• Supplied records:
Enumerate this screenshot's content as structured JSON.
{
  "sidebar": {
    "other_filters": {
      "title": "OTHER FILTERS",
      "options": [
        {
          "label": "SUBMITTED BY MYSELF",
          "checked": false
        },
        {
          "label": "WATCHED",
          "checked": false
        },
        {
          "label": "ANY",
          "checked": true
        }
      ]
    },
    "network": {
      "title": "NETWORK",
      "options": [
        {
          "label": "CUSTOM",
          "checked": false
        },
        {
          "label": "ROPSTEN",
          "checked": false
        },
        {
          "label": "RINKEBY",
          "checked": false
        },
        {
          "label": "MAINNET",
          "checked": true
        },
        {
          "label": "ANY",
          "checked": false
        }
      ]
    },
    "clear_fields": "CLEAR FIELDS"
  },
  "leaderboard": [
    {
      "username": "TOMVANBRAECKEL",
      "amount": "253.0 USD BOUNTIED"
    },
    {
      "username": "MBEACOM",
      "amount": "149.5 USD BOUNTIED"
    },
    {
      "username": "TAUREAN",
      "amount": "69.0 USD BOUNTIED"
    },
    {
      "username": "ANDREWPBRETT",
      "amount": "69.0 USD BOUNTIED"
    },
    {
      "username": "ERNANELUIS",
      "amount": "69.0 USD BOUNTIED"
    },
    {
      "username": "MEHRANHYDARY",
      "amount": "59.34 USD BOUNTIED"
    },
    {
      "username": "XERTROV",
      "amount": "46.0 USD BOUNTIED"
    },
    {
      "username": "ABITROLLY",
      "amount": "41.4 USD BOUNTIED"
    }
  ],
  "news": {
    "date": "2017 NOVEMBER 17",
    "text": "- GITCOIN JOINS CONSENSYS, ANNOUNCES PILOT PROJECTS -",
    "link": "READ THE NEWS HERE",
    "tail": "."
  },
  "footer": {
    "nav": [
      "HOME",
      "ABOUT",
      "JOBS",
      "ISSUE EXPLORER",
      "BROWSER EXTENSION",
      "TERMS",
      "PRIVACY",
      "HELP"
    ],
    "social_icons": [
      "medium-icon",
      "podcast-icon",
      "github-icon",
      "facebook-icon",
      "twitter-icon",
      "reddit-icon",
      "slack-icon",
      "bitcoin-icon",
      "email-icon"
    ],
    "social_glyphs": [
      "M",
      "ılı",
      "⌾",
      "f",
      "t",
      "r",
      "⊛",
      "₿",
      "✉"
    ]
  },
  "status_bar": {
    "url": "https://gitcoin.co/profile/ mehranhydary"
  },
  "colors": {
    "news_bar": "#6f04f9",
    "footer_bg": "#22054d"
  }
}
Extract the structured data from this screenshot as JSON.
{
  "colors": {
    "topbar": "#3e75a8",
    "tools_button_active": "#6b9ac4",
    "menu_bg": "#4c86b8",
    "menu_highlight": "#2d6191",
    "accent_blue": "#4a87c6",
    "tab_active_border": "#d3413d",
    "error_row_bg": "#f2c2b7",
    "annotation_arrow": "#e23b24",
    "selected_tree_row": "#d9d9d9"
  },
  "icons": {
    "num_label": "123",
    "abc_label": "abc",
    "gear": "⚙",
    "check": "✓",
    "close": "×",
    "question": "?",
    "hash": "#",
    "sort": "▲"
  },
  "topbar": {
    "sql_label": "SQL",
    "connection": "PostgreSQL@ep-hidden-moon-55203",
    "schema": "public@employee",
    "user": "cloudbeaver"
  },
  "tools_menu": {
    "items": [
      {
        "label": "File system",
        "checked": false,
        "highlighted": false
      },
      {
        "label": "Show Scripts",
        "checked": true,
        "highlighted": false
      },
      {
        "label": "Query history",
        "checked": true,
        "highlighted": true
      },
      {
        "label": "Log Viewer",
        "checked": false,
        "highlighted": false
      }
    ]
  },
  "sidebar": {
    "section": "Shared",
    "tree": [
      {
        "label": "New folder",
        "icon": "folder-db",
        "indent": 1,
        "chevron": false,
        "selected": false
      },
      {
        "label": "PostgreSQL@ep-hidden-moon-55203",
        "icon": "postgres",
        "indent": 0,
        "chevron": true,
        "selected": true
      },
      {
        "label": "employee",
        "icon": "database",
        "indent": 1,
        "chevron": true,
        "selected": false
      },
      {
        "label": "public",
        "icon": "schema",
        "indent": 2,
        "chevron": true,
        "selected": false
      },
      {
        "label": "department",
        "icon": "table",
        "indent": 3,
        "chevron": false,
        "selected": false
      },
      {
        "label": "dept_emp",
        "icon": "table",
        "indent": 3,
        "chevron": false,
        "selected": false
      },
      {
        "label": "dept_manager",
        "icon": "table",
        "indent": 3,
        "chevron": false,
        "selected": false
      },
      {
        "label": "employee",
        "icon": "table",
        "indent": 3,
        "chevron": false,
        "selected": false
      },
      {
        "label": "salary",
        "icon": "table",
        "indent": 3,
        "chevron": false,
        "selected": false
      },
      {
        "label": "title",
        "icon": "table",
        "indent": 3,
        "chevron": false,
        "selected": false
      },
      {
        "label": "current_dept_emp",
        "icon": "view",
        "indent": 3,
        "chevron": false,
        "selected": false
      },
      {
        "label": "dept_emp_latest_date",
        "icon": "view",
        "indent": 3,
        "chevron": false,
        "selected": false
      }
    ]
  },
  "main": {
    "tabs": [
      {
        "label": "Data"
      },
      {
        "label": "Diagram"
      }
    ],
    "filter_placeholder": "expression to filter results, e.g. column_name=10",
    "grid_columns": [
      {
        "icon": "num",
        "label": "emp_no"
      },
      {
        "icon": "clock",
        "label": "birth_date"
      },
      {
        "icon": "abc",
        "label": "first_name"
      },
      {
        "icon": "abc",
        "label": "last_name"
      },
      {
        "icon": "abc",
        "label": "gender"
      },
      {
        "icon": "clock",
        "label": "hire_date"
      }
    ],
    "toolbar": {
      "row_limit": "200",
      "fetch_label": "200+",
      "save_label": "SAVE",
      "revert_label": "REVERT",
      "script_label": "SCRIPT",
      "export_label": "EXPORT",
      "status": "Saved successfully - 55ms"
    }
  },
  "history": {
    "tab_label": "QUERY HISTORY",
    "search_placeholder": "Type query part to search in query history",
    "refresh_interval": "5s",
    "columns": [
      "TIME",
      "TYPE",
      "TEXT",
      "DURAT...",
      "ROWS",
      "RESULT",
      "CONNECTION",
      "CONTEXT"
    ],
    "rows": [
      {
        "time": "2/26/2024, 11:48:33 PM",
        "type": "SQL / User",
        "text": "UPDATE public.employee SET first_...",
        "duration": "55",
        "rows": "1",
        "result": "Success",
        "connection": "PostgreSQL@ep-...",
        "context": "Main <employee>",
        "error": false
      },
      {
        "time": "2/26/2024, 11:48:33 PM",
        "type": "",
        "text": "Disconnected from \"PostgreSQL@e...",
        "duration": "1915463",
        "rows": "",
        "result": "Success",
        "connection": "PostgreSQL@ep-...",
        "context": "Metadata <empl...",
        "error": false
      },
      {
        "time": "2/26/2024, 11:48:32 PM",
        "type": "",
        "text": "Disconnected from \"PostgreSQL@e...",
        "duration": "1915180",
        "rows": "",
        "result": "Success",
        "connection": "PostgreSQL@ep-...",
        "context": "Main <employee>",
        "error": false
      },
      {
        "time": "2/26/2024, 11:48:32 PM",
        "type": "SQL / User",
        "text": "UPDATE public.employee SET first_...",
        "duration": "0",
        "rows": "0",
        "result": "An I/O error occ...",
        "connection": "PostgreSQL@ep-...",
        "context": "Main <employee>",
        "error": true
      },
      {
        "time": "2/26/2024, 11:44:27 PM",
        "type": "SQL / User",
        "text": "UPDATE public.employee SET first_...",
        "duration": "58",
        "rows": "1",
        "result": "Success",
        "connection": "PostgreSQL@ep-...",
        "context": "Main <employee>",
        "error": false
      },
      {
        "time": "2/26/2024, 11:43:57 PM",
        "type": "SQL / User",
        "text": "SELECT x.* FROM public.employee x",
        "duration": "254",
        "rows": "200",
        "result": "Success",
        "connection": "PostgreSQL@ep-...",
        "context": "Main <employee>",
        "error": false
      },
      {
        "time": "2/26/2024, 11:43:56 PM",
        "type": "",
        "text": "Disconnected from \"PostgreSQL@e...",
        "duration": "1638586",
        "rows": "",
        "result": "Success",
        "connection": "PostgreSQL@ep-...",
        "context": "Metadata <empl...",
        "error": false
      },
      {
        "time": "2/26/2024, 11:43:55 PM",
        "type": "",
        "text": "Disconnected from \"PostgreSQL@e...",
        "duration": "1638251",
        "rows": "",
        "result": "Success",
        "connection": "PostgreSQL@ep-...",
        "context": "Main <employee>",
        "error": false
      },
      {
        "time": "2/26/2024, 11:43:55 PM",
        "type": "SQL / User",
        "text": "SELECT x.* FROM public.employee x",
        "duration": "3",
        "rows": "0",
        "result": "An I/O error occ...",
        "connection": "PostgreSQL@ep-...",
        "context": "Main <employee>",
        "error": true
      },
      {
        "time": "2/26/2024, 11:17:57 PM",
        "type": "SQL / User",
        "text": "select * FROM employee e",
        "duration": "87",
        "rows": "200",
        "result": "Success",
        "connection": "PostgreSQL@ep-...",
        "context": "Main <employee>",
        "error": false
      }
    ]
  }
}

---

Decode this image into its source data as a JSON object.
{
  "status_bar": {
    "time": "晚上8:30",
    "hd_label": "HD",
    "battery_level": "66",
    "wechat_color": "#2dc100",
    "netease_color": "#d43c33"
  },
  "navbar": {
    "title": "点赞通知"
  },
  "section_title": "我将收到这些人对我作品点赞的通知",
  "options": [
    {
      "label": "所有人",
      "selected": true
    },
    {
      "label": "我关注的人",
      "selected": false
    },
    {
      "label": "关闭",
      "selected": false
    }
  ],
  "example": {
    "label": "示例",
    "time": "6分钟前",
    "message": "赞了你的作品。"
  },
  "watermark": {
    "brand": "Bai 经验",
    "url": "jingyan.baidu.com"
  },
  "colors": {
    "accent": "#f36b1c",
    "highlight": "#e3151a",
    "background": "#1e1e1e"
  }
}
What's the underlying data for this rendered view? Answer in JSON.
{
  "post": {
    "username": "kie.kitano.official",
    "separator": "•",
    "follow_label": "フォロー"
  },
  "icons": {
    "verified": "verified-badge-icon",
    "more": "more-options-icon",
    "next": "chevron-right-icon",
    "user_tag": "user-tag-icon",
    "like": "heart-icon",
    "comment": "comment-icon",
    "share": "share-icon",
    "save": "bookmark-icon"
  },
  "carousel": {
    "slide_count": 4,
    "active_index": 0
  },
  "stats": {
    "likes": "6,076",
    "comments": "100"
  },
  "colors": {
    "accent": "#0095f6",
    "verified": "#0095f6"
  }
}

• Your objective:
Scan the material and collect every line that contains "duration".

• Output:
        "duration": "55",
        "duration": "1915463",
        "duration": "1915180",
        "duration": "0",
        "duration": "58",
        "duration": "254",
        "duration": "1638586",
        "duration": "1638251",
        "duration": "3",
        "duration": "87",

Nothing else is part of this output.